The answer must consist of every line from the data that holds the string "icon".

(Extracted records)
★ ★ ★ ★

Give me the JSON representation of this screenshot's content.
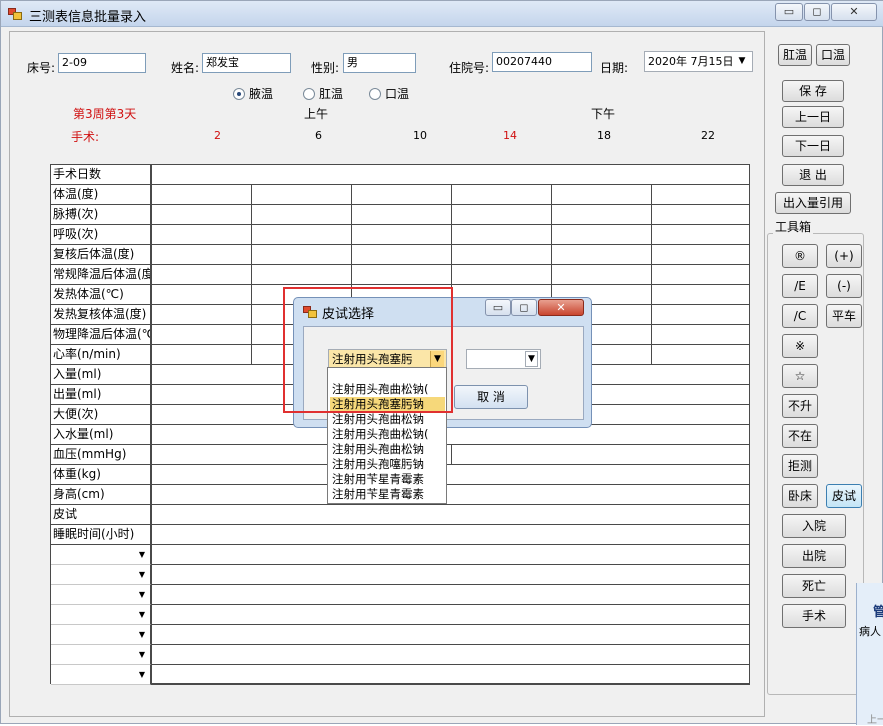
{
  "window": {
    "title": "三测表信息批量录入",
    "min": "▭",
    "max": "◻",
    "close": "✕"
  },
  "patient": {
    "bed_label": "床号:",
    "bed_value": "2-09",
    "name_label": "姓名:",
    "name_value": "郑发宝",
    "sex_label": "性别:",
    "sex_value": "男",
    "admission_label": "住院号:",
    "admission_value": "00207440",
    "date_label": "日期:",
    "date_value": "2020年 7月15日"
  },
  "temp_mode": {
    "options": [
      "腋温",
      "肛温",
      "口温"
    ],
    "selected": "腋温"
  },
  "timeline": {
    "week_day": "第3周第3天",
    "surgery_label": "手术:",
    "am": "上午",
    "pm": "下午",
    "hours": [
      "2",
      "6",
      "10",
      "14",
      "18",
      "22"
    ]
  },
  "rows": [
    "手术日数",
    "体温(度)",
    "脉搏(次)",
    "呼吸(次)",
    "复核后体温(度)",
    "常规降温后体温(度)",
    "发热体温(℃)",
    "发热复核体温(度)",
    "物理降温后体温(℃)",
    "心率(n/min)",
    "入量(ml)",
    "出量(ml)",
    "大便(次)",
    "入水量(ml)",
    "血压(mmHg)",
    "体重(kg)",
    "身高(cm)",
    "皮试",
    "睡眠时间(小时)"
  ],
  "extra_rows": 7,
  "right_buttons": {
    "anal": "肛温",
    "oral": "口温",
    "save": "保 存",
    "prev_day": "上一日",
    "next_day": "下一日",
    "exit": "退 出",
    "io_ref": "出入量引用"
  },
  "toolbox": {
    "label": "工具箱",
    "buttons": [
      "®",
      "(+)",
      "/E",
      "(-)",
      "/C",
      "平车",
      "※",
      "☆",
      "不升",
      "不在",
      "拒测",
      "卧床",
      "皮试",
      "入院",
      "出院",
      "死亡",
      "手术"
    ]
  },
  "dialog": {
    "title": "皮试选择",
    "combo_value": "注射用头孢塞肟",
    "second_combo_value": "",
    "cancel": "取 消",
    "options": [
      "注射用头孢曲松钠(",
      "注射用头孢塞肟钠",
      "注射用头孢曲松钠",
      "注射用头孢曲松钠(",
      "注射用头孢曲松钠",
      "注射用头孢噻肟钠",
      "注射用苄星青霉素",
      "注射用苄星青霉素"
    ],
    "selected_index": 1
  },
  "side_panel": {
    "title": "管",
    "subtitle": "病人",
    "footer": "上一"
  }
}
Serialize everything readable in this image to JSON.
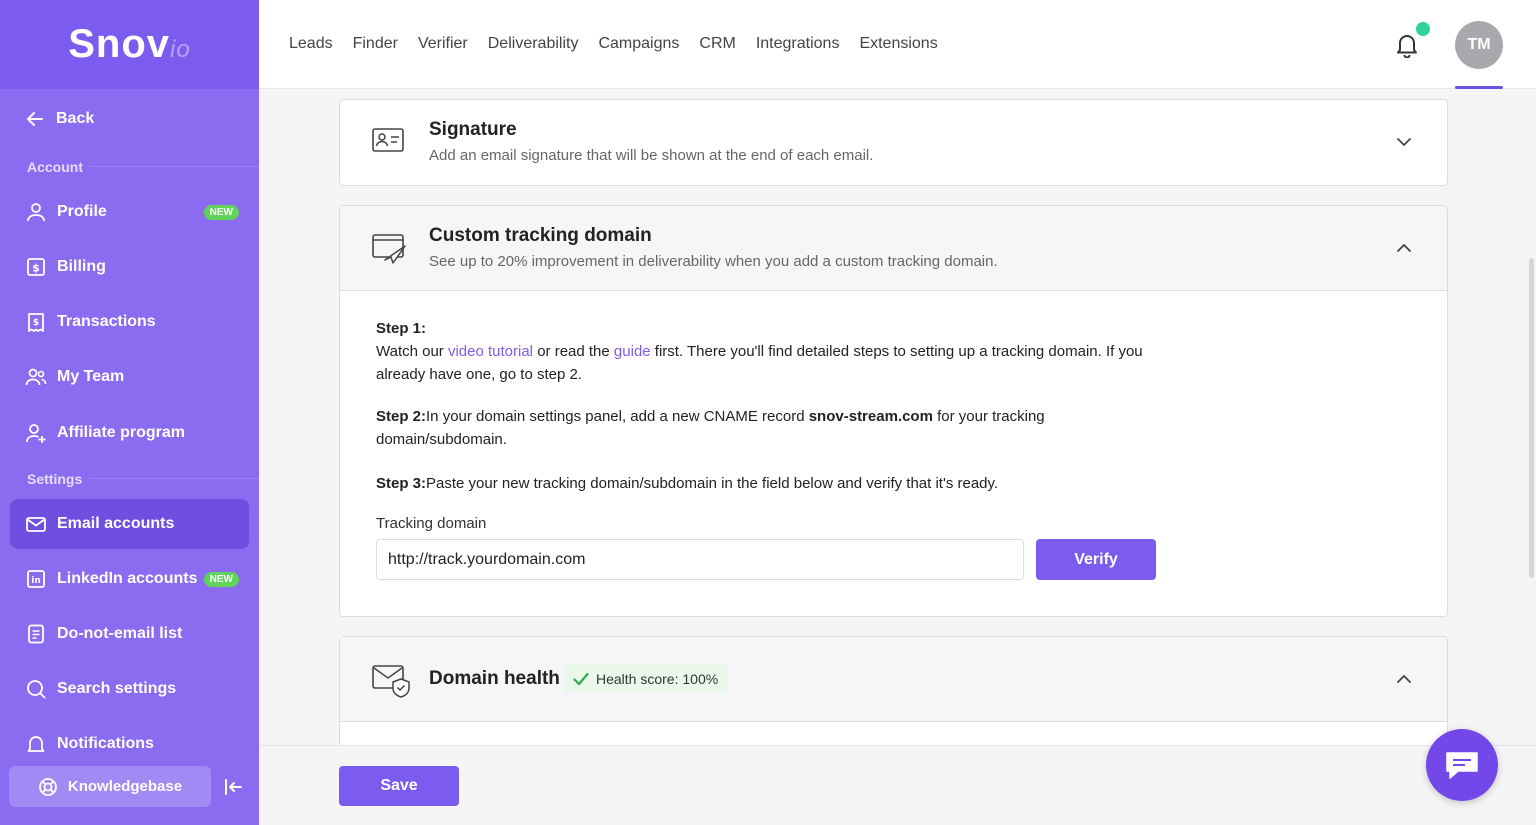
{
  "app": {
    "logo_main": "Snov",
    "logo_suffix": "io"
  },
  "topnav": [
    "Leads",
    "Finder",
    "Verifier",
    "Deliverability",
    "Campaigns",
    "CRM",
    "Integrations",
    "Extensions"
  ],
  "user": {
    "initials": "TM"
  },
  "sidebar": {
    "back_label": "Back",
    "account_label": "Account",
    "settings_label": "Settings",
    "new_badge": "NEW",
    "items": [
      {
        "label": "Profile",
        "icon": "user-icon",
        "badge": "NEW"
      },
      {
        "label": "Billing",
        "icon": "dollar-icon"
      },
      {
        "label": "Transactions",
        "icon": "receipt-icon"
      },
      {
        "label": "My Team",
        "icon": "team-icon"
      },
      {
        "label": "Affiliate program",
        "icon": "user-plus-icon"
      },
      {
        "label": "Email accounts",
        "icon": "mail-icon",
        "active": true
      },
      {
        "label": "LinkedIn accounts",
        "icon": "linkedin-icon",
        "badge": "NEW"
      },
      {
        "label": "Do-not-email list",
        "icon": "list-icon"
      },
      {
        "label": "Search settings",
        "icon": "search-icon"
      },
      {
        "label": "Notifications",
        "icon": "bell-icon"
      }
    ],
    "knowledgebase_label": "Knowledgebase"
  },
  "signature": {
    "title": "Signature",
    "subtitle": "Add an email signature that will be shown at the end of each email."
  },
  "tracking": {
    "title": "Custom tracking domain",
    "subtitle": "See up to 20% improvement in deliverability when you add a custom tracking domain.",
    "step1_label": "Step 1:",
    "step1_pre": "Watch our ",
    "step1_link1": "video tutorial",
    "step1_mid": " or read the ",
    "step1_link2": "guide",
    "step1_post": " first. There you'll find detailed steps to setting up a tracking domain. If you already have one, go to step 2.",
    "step2_label": "Step 2:",
    "step2_pre": "In your domain settings panel, add a new CNAME record ",
    "step2_domain": "snov-stream.com",
    "step2_post": " for your tracking domain/subdomain.",
    "step3_label": "Step 3:",
    "step3_text": "Paste your new tracking domain/subdomain in the field below and verify that it's ready.",
    "field_label": "Tracking domain",
    "field_value": "http://track.yourdomain.com",
    "verify_label": "Verify"
  },
  "health": {
    "title": "Domain health",
    "score_label": "Health score: 100%"
  },
  "footer": {
    "save_label": "Save"
  },
  "colors": {
    "accent": "#7b5cee",
    "sidebar": "#8b6cf0",
    "success": "#2fa84f",
    "badge_new": "#5fd35a"
  }
}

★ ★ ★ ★

# [Output below]
        "icon": "user-icon",
        "icon": "dollar-icon"
        "icon": "receipt-icon"
        "icon": "team-icon"
        "icon": "user-plus-icon"
        "icon": "mail-icon",
        "icon": "linkedin-icon",
        "icon": "list-icon"
        "icon": "search-icon"
        "icon": "bell-icon"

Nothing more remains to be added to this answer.